Floral biology and Implications for Apple Pollination in Semiarid Northeastern Brazil
Victor Magalhães Monteiro, Cláudia Inês da Silva, Alípio Jose de Souza Pacheco Filho, Breno Magalhães Freitas
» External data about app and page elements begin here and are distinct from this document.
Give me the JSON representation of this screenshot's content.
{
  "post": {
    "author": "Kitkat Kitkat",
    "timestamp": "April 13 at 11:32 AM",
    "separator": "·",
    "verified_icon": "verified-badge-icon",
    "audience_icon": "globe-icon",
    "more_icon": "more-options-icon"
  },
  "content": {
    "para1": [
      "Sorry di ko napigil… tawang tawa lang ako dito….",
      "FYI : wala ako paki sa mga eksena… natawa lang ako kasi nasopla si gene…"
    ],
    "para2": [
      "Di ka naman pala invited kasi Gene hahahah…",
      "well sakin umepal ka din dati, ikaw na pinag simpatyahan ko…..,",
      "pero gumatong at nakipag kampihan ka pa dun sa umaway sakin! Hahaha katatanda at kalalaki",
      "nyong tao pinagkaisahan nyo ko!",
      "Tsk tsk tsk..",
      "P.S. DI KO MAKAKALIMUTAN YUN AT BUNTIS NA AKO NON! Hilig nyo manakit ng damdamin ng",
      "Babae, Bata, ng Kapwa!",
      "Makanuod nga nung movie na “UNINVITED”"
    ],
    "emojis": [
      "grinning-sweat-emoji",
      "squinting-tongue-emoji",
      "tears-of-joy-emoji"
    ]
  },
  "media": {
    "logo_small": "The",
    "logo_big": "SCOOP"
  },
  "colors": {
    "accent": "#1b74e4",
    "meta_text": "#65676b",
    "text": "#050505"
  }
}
The ongoing interest in apple production has increased the search for new varieties and growing areas. Varieties with lower requirements concerning chilling and subjection to chemical and/or physical treatments to break down floral dormancy has enabled the expansion of this cultivation in tropical areas. We evaluated the impact of temperature on floral biology of the varieties Julieta (pollen donor) and Princesa (pollen recipient) grown in semiarid Northeastern Brazil. Flowers of the Julieta had lower lifespan than those of the Princesa (Julieta= 2.04 ± 0.197; Princesa2.93 ± 0.274 days; Mann-WhitneyU= 150, p<0.0001). Pollen release in the Julieta occurred from 09:00h on the first day, with peak at 13:00h on the second day. Stigma receptivity in the Princesa began during the “balloon” stage and remained until senescence. There was an average loss of 19.87%± 15.79 in the number of anthers of the Julieta that effectively released pollen compared to the total amount produced by flower, representing a decrease in pollen availability for pollination. The average temperature of 30.21ºC ± 4.18 may have been responsible for the decrease in longevity and the loss of anthers and pollen, thus it is recommended to increase the number of pollen donor plants in semiarid environments.

Full Text: PDF     DOI: 10.15640/jaes.v4n1a6